Or put it in a box. Take a deep breath, close your eyes and imagine that you’re putting your issue in a box – lock it and put it on a shelf – it’s still there and you can give yourself permission to leave it there for a short while to take it back once you’ve returned to the situation again. Or use the wonderful metaphor of the mind by putting it on ‘back burner’ – take the seething pot of questions and concerns, and for the time being, set it rear-burner. Just like a fabulous stew that only needs time and little or no interference, many of our ideas find solutions when we’re not focusing and worrying about them.
What does ‘time off’ mean to you? For some it is catching up on work or reading, for others exploring other places and cultures, and for others it is doing absolutely nothing. The latter is what I thought I was aiming for, but really it was not what I expected. In the past, vacations usually had a ‘to do’ list, so not having one put me in a space I wasn’t used to. I know that we are ‘human beings’ not ‘human doings’ but putting ‘being’ as the only thing on my list wasn’t natural for me – the expectations that I’d been holding, loosely, over the years, of being a producer, a mover and shaker (in my own way) created this disparity. It’s exciting and scary to be placed in a position where there are no labels to prove, like a business card with no ‘letters’ or designation – very liberating. I have the capabilities to be all those other ‘doing’ things, but just stepping back and trusting that they’re there with no need to demonstrate them is a leap of personal faith. Well worth it, too.
The Saga Continues…
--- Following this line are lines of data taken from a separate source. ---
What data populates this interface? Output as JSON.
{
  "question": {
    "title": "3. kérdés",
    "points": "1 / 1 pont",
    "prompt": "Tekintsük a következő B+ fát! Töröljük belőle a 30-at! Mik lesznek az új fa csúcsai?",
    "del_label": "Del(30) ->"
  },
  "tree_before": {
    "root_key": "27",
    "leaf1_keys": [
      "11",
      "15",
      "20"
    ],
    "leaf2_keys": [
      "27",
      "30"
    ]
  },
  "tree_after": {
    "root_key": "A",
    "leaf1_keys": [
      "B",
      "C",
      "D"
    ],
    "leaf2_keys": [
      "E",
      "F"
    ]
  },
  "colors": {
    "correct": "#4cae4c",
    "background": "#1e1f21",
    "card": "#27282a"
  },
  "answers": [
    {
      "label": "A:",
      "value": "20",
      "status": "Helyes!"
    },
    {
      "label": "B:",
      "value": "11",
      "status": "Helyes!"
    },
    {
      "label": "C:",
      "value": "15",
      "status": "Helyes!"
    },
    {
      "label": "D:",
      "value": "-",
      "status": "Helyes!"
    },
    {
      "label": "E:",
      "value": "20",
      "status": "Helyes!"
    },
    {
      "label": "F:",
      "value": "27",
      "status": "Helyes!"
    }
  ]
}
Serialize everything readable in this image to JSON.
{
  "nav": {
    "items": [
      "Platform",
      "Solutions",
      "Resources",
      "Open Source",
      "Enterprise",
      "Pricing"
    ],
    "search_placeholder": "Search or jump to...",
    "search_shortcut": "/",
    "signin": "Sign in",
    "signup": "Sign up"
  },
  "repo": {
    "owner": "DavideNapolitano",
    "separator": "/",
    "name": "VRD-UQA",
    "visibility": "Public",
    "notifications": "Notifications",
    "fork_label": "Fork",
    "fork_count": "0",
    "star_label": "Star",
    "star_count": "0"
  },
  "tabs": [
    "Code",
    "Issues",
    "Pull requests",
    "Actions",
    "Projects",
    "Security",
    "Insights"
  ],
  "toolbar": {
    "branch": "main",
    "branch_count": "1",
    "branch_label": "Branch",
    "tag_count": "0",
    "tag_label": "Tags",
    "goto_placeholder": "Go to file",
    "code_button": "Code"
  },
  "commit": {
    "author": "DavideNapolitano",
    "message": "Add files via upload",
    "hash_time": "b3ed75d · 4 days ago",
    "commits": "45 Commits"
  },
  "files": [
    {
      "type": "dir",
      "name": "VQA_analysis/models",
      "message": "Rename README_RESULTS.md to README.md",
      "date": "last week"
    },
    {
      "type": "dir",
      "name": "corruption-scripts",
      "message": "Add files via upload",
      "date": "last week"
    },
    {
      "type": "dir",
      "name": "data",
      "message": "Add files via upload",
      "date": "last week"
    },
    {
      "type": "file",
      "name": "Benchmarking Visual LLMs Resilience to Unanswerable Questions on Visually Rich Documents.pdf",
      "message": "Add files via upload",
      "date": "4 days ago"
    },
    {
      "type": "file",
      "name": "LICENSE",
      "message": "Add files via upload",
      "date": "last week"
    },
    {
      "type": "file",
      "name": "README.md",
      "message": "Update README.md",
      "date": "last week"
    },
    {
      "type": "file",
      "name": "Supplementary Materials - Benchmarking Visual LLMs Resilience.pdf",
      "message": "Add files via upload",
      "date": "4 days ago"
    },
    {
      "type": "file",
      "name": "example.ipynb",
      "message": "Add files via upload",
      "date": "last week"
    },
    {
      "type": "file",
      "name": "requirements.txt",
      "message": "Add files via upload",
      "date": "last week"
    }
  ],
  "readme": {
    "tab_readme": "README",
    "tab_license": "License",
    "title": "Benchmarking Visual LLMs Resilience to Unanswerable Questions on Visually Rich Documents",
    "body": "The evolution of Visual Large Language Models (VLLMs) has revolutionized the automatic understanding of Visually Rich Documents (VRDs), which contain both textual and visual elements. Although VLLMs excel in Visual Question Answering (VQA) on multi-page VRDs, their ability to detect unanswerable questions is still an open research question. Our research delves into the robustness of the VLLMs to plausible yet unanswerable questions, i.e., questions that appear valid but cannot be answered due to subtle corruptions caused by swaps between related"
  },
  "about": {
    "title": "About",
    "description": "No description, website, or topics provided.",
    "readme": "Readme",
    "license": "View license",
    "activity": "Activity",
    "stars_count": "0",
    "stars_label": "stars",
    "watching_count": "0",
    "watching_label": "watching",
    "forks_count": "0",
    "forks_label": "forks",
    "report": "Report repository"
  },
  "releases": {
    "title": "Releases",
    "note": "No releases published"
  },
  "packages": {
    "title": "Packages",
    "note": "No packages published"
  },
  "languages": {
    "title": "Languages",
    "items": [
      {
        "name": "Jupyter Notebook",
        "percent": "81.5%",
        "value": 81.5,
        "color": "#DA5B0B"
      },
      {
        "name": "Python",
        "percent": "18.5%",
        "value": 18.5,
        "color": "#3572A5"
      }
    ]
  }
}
I’m back in Singapore, proudly toting what I (and my cousin) thought to be a stunning amber radiance. I was in for a rude awakening – “Well, you don’t glow in the dark anymore” and “I haven’t been out in the sun for months and I’m still darker than you” were not what I was expecting. And taught me a couple more lessons, on life and tanning.
Start where you are.
I’d never be mistaken for olive-skinned. That’s a fact. And not having spent much time in the sun (without total block or long-sleeves) over the past few years has not helped in deepened my light shading. I can live with that. My cousin was amazed that I got any colour with the amount of sunscreen that was reapplied – while I support pushing past the comfort zone in many aspects of life, baby oil is not one of them, and I’ll take the calculated risk of 30+ when starting at off-white. I can relate it to other things as well – when you start in a sport, or job, or new avenue of adventure or challenge, you may not be an Olympian, and expert or a forerunner instantly, or right at the beginning. But at least you start – and it’s only when you begin that you open the door to possible excellence.
It’s all relative.
I know that I’m probably not bound to be on a Coppertone ad. But looking through photos of my past, I’d play a perfect role in the tanning ad – for me. Competition with others can help us create points of references and challenge us in areas that we may not have tried on our own, but keeping in mind your own progress and challenging yourself can often be the most relevant measure, and the most satisfying. The goalposts can be shifted with others – compared to the beautiful creamy-white skin of my mother, I’m a bronzed goddess, but to my sporting and beaching friends, a ghost. Keeping track of others is great for the big picture sometimes, but keeping it real with yourself helps put it all back into perspective. It’s just a tan, but it works for most things in life.